Join the party! Despite the thousands of signs on every street for no parking, disabled parking, paid parking, and free parking, you can still violate the parking rules even when you think you aren’t. Here are a few things to watch for.
First, parking is allowed after a “parking allowed” sign, not before it. So on that vast empty street with a parking sign in the middle, you can only park your car on the far side of the sign, not the vast empty space before it. No, we don’t know why.
Second, the parking signs have pictograms that show you how to park: parallel to the curb, perpendicular to the curb, up on the sidewalk, or even half-way up on the curb — yes, there really is a pictogram of a car with two wheels on the curb that looks like it’s about to tip over. Think of it as a citywide game of Simon Says and do exactly what the pictogram shows.
Third, if there are circles with the numbers 10, 25 and 50, that means it’s paid parking. Use one of the hard-to-find pay stations or your cell. If you find a pay station, follow the directions on the screen and use your credit card. To use your cell phone, find the parking zone number — on one of the parking sign poles — and then send a message to 7757: zone number*your full license plate number* how many hours you want to park. It should look something like this: 4014*р123оa197*3, which means that in zone 4104 a car with license plate p123oa197 is parking for three hours. You’ll get a reply asking you to confirm by sending any message in reply except the numeral 0 (that cancels it).
And finally, there appears to be a disagreement between the law on paper and the law used by the tow trucks. Even though the law states that signs take precedence over markings on the street, the guys hauling your car away don’t always see it that way. So check to be sure there is no yellow line in front of the spot you want to park in. Even if the parking place is delineated with white lines and after the parking-allowed sign, that yellow line could get you hauled off. Also check to make sure you’re not about to park in a disabled parking space, often only drawn on the roadway under slush, snow, and dirt.
And remember: a sign with a big X and a tow truck hauling away a car that looks just like yours means: we’re not kidding.
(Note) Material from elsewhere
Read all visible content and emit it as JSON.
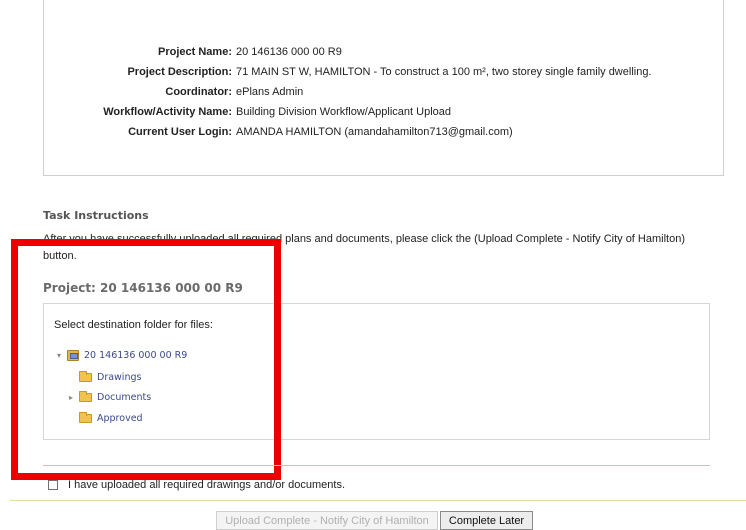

Unless you fancy an evening of phone calls, cab rides across the city to impound lots, and massive fines, don’t park there.